=== GOAL OF THE EXERCISE ===
Within the listing below, how many lines contain "label"? Only the number is wanted.

=== DATA LISTING ===
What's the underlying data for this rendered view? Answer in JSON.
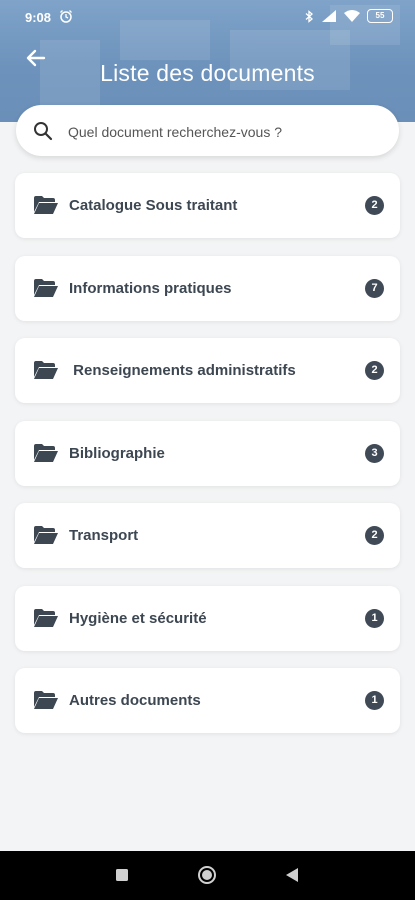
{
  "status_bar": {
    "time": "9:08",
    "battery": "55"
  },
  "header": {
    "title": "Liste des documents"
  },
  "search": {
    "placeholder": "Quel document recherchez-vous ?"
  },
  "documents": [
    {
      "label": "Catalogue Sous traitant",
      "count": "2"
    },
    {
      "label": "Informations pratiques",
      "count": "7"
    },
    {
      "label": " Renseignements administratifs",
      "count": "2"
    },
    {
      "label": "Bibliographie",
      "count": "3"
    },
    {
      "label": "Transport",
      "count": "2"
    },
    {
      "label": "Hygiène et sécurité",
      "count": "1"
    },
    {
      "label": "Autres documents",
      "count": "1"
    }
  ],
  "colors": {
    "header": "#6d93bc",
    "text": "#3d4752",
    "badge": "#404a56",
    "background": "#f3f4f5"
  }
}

=== EXPECTED ANSWER ===
7